Historically, public universities in Australia have received the majority of their funding for operations from the Commonwealth Government.

In 1989, the Commonwealth Government introduced the Higher Education Contribution Scheme (HECS) for domestic students. In addition to making compliance with the requirements of HECS a condition of receiving Commonwealth funding, the scheme also required students to make a financial contribution towards the cost of their higher education studies (student contribution). Students could elect to pay the contribution up-front (and receive a discount) or they could defer payment until their income reached certain specified levels. The scheme continues today, with the Commonwealth Government subsidising Commonwealth supported places (CSPs) at public universities for domestic students, and students paying a student contribution (either up-front or where eligible by accessing the HECS-HELP scheme).

In addition to CSPs, universities also attract revenue streams from domestic fee paying students (primarily postgraduate students) and international fee paying students.

Since the introduction of HECS in 1989, the amount of the student contribution as a percentage of course fees has increased significantly (approximately doubled). This reflects the reality that Commonwealth Government funding of universities in Australia is coming under considerable pressure. That trend is likely to continue.

As a consequence, universities in Australia are coming under pressure to find new revenue streams to help fund their operations, including for example private-sector funding for research, donations and bequests.

However, universities in Australia are now more commonly using their broad powers to enter into commercial activities intended to generate revenue for the university. Most commonly, these commercial arrangements will involve the university exploiting its core educational resources (for example, commercialising intellectual property generated from research at the university). However, we are aware that some universities are starting to consider commercial activities that have no (or only a subsidiary) connection with the university's core educational functions or purpose.

The regulatory landscape

There is a lack of uniformity between the State and Territories of Australia as to the power of universities to enter into commercial activities for non-educational purposes. There is also divergence in the various powers that universities have to engage in those activities. Although comparisons across the jurisdictions can be made.

We have prepared a ready-reckoner table, that summarises for each State and Territory:

  • whether the university's functions, objectives or purposes include the commercial exploitation of university resources;
  • the general powers a university has when entering commercial transactions;
  • the specific powers a university has when entering commercial transactions in relation to their real property;
  • the specific powers a university has to support their commercial transactions, including for example borrowing and investing funds;
  • various approval processes that apply for particular activities; and
  • whether the university is restricted in the use it can made of its revenue streams (which in turn can practically inhibit the types of commercial activities in which the university can engage).

As well as a guide to the regulatory context in each State and Territory, the ready-reckoner is intended to be a useful aid for audience members to participate in the panel discussion at this year's SOUL Conference on this topic.

The panel will be chaired by Bruce Cowley, the Acting Chancellor of the University of the Sunshine Coast and Chairman of the Board of MinterEllison.
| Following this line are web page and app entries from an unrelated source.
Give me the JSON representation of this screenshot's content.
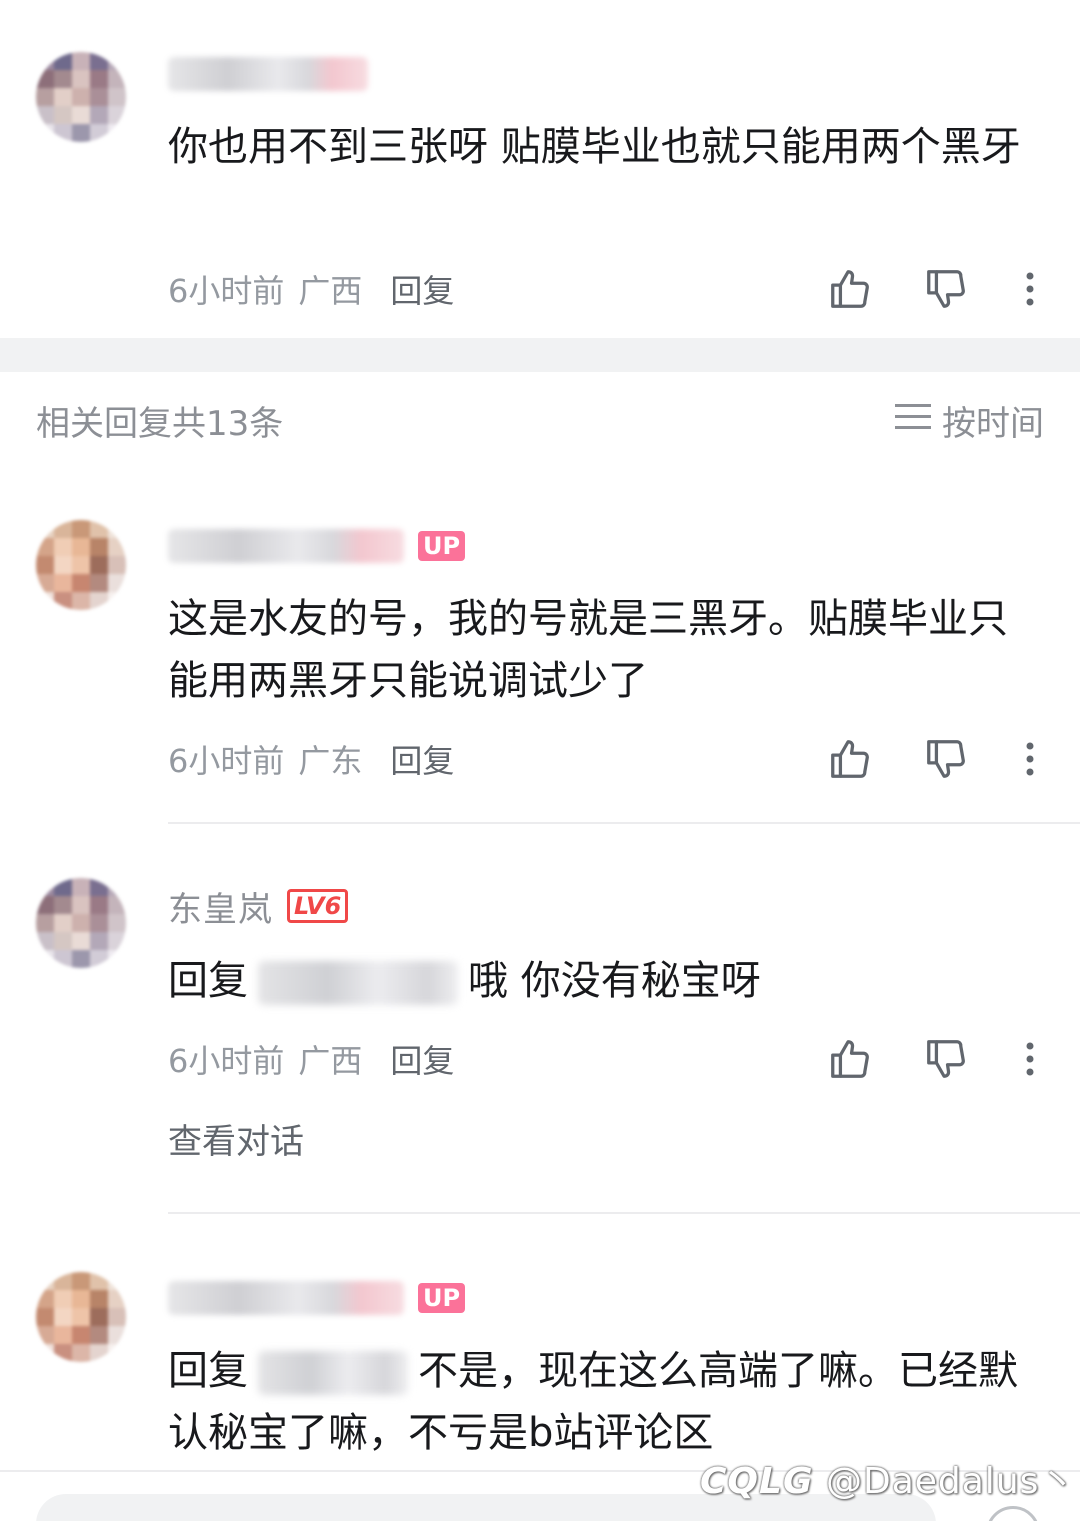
{
  "comments": [
    {
      "text": "你也用不到三张呀 贴膜毕业也就只能用两个黑牙",
      "time": "6小时前",
      "location": "广西",
      "reply_label": "回复"
    },
    {
      "badge": "UP",
      "text": "这是水友的号，我的号就是三黑牙。贴膜毕业只能用两黑牙只能说调试少了",
      "time": "6小时前",
      "location": "广东",
      "reply_label": "回复"
    },
    {
      "username": "东皇岚",
      "level_badge": "LV6",
      "reply_prefix": "回复",
      "text": "哦 你没有秘宝呀",
      "time": "6小时前",
      "location": "广西",
      "reply_label": "回复",
      "view_conversation": "查看对话"
    },
    {
      "badge": "UP",
      "reply_prefix": "回复",
      "text": "不是，现在这么高端了嘛。已经默认秘宝了嘛，不亏是b站评论区"
    }
  ],
  "section": {
    "title": "相关回复共13条",
    "sort_label": "按时间"
  },
  "watermark": "@Daedalus丶",
  "watermark_logo": "CQLG",
  "colors": {
    "accent_pink": "#fb7299",
    "level_red": "#f04848",
    "meta_gray": "#9499a0"
  },
  "icons": {
    "like": "thumbs-up-icon",
    "dislike": "thumbs-down-icon",
    "more": "more-vertical-icon",
    "sort": "sort-lines-icon"
  }
}
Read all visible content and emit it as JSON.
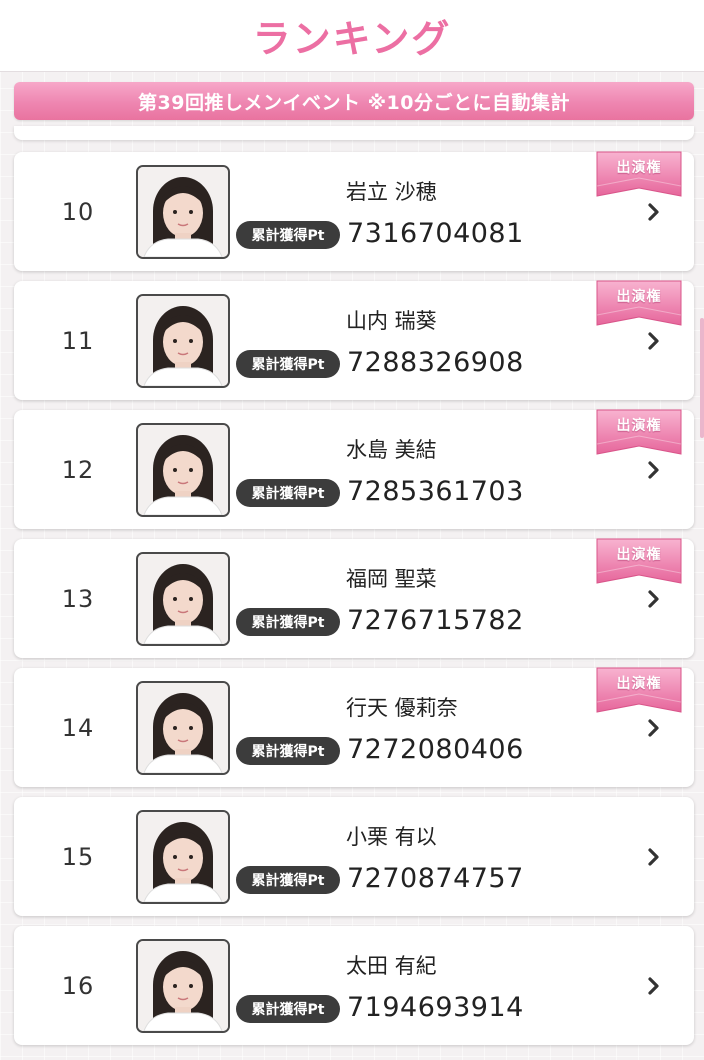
{
  "header": {
    "title": "ランキング"
  },
  "event_banner": {
    "text": "第39回推しメンイベント ※10分ごとに自動集計"
  },
  "ranking": {
    "pt_label": "累計獲得Pt",
    "ribbon_label": "出演権",
    "entries": [
      {
        "rank": "10",
        "name": "岩立 沙穂",
        "points": "7316704081",
        "has_ribbon": true
      },
      {
        "rank": "11",
        "name": "山内 瑞葵",
        "points": "7288326908",
        "has_ribbon": true
      },
      {
        "rank": "12",
        "name": "水島 美結",
        "points": "7285361703",
        "has_ribbon": true
      },
      {
        "rank": "13",
        "name": "福岡 聖菜",
        "points": "7276715782",
        "has_ribbon": true
      },
      {
        "rank": "14",
        "name": "行天 優莉奈",
        "points": "7272080406",
        "has_ribbon": true
      },
      {
        "rank": "15",
        "name": "小栗 有以",
        "points": "7270874757",
        "has_ribbon": false
      },
      {
        "rank": "16",
        "name": "太田 有紀",
        "points": "7194693914",
        "has_ribbon": false
      }
    ]
  },
  "colors": {
    "accent_pink": "#ec6fa3",
    "ribbon_pink": "#ef86b3",
    "badge_dark": "#3c3c3c"
  },
  "icons": {
    "ribbon": "award-ribbon-icon",
    "chevron": "chevron-right-icon",
    "photo": "member-photo"
  }
}
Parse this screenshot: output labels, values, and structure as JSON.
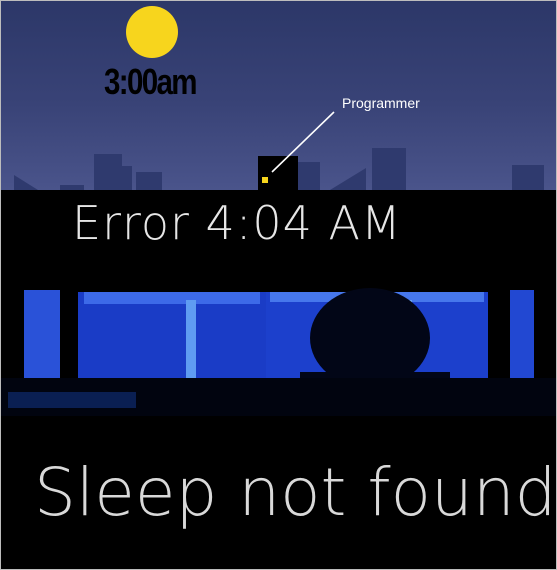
{
  "top_panel": {
    "time_caption": "3:00am",
    "pointer_label": "Programmer",
    "sky_color": "#333d70",
    "sun_color": "#f7d51d",
    "window_light_color": "#f7d51d",
    "building_color": "#2f3a6e"
  },
  "error_panel": {
    "title": "Error 4:04 AM",
    "screen_color": "#1b3fd1"
  },
  "caption": {
    "text": "Sleep not found"
  }
}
The panel will be comprised of four of the firm's higher education specialists, spanning jurisdictions and practice areas: Kylie Diwell (Melbourne – Commercial and Regulatory), Harriet Eager (Sydney – Human Resources and Industrial Relations), Lee Rossetto (Perth – Real Estate, Environment and Planning) and Tom Fletcher (Brisbane – Dispute Resolution and Regulatory).

The panel will be discussing:

  • the context in which universities are looking at engaging in commercial activities, including for non-educational purposes;
  • international trends;
  • domestic trends;
  • the regulatory landscape; and
  • various scenarios and how universities might approach various opportunities in this space.